(REQUIREMENT):
With every picture left out, give the data below back exactly.

(Records from a collection)
§ §

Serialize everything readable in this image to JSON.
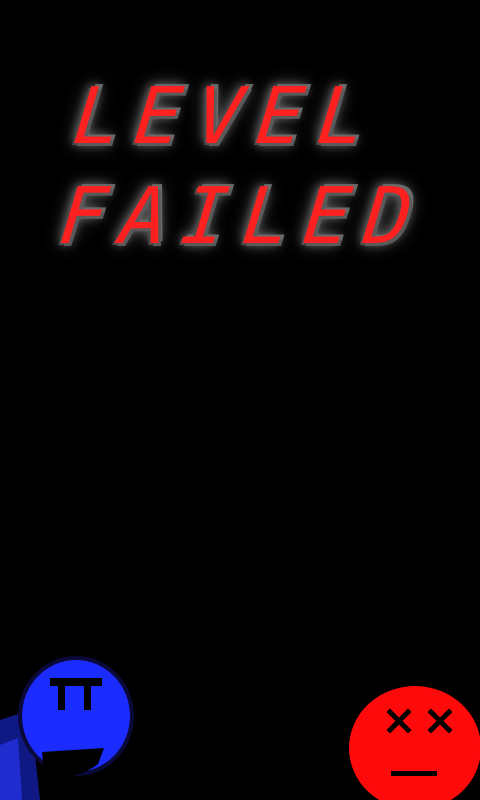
{
  "screen": {
    "background": "#000000"
  },
  "title": {
    "line1": "LEVEL",
    "line2": "FAILED",
    "color": "#ff2020",
    "glow_color": "#6a6a6a"
  },
  "characters": {
    "blue_face": {
      "icon": "happy-blue-face-icon",
      "color": "#1a2cff"
    },
    "red_face": {
      "icon": "dead-red-face-icon",
      "color": "#ff0a0a"
    }
  }
}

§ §

(WRITTEN RESPONSE):
Serialize everything readable in this image to JSON.
{
  "screen": {
    "background": "#000000"
  },
  "title": {
    "line1": "LEVEL",
    "line2": "FAILED",
    "color": "#ff2020",
    "glow_color": "#6a6a6a"
  },
  "characters": {
    "blue_face": {
      "icon": "happy-blue-face-icon",
      "color": "#1a2cff"
    },
    "red_face": {
      "icon": "dead-red-face-icon",
      "color": "#ff0a0a"
    }
  }
}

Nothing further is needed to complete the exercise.